━━━ Dataset records ━━━

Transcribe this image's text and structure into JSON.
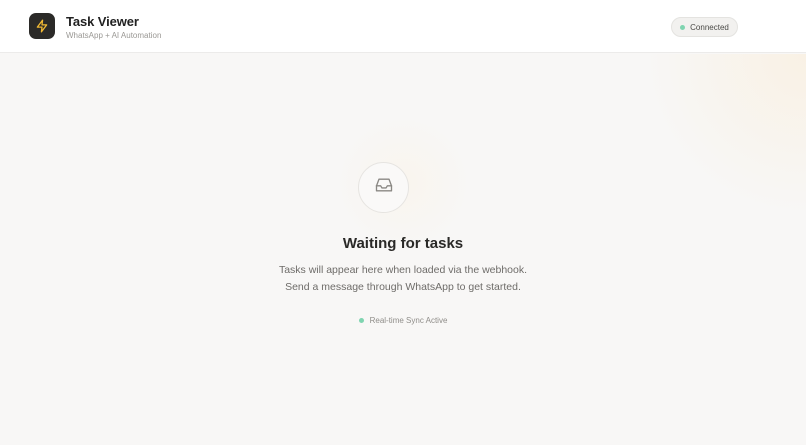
{
  "header": {
    "title": "Task Viewer",
    "subtitle": "WhatsApp + AI Automation",
    "logo_icon": "lightning-bolt-icon",
    "status": {
      "label": "Connected",
      "color": "#7fd4b0"
    }
  },
  "empty_state": {
    "icon": "inbox-icon",
    "heading": "Waiting for tasks",
    "line1": "Tasks will appear here when loaded via the webhook.",
    "line2": "Send a message through WhatsApp to get started.",
    "sync_label": "Real-time Sync Active",
    "sync_color": "#7fd4b0"
  },
  "colors": {
    "logo_bg": "#2b2a28",
    "logo_bolt": "#f2b933",
    "background": "#f8f7f6"
  }
}
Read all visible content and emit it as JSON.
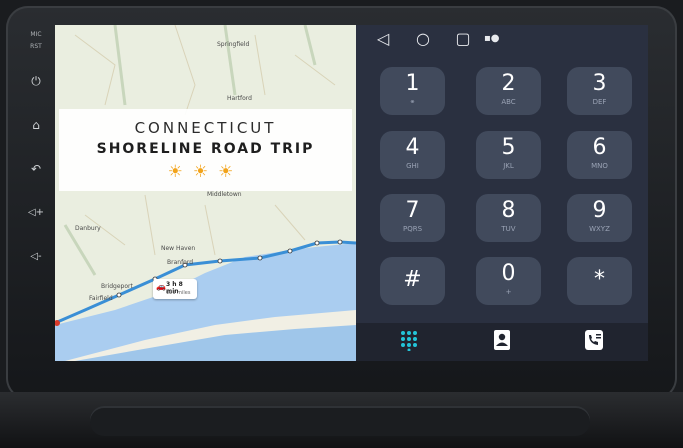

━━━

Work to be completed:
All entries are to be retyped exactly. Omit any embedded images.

Completed task:
Transcribe this image's text and structure into JSON.
{
  "header": {
    "title": "Task Viewer",
    "subtitle": "WhatsApp + AI Automation",
    "logo_icon": "lightning-bolt-icon",
    "status": {
      "label": "Connected",
      "color": "#7fd4b0"
    }
  },
  "empty_state": {
    "icon": "inbox-icon",
    "heading": "Waiting for tasks",
    "line1": "Tasks will appear here when loaded via the webhook.",
    "line2": "Send a message through WhatsApp to get started.",
    "sync_label": "Real-time Sync Active",
    "sync_color": "#7fd4b0"
  },
  "colors": {
    "logo_bg": "#2b2a28",
    "logo_bolt": "#f2b933",
    "background": "#f8f7f6"
  }
}
Read all visible content and emit it as JSON.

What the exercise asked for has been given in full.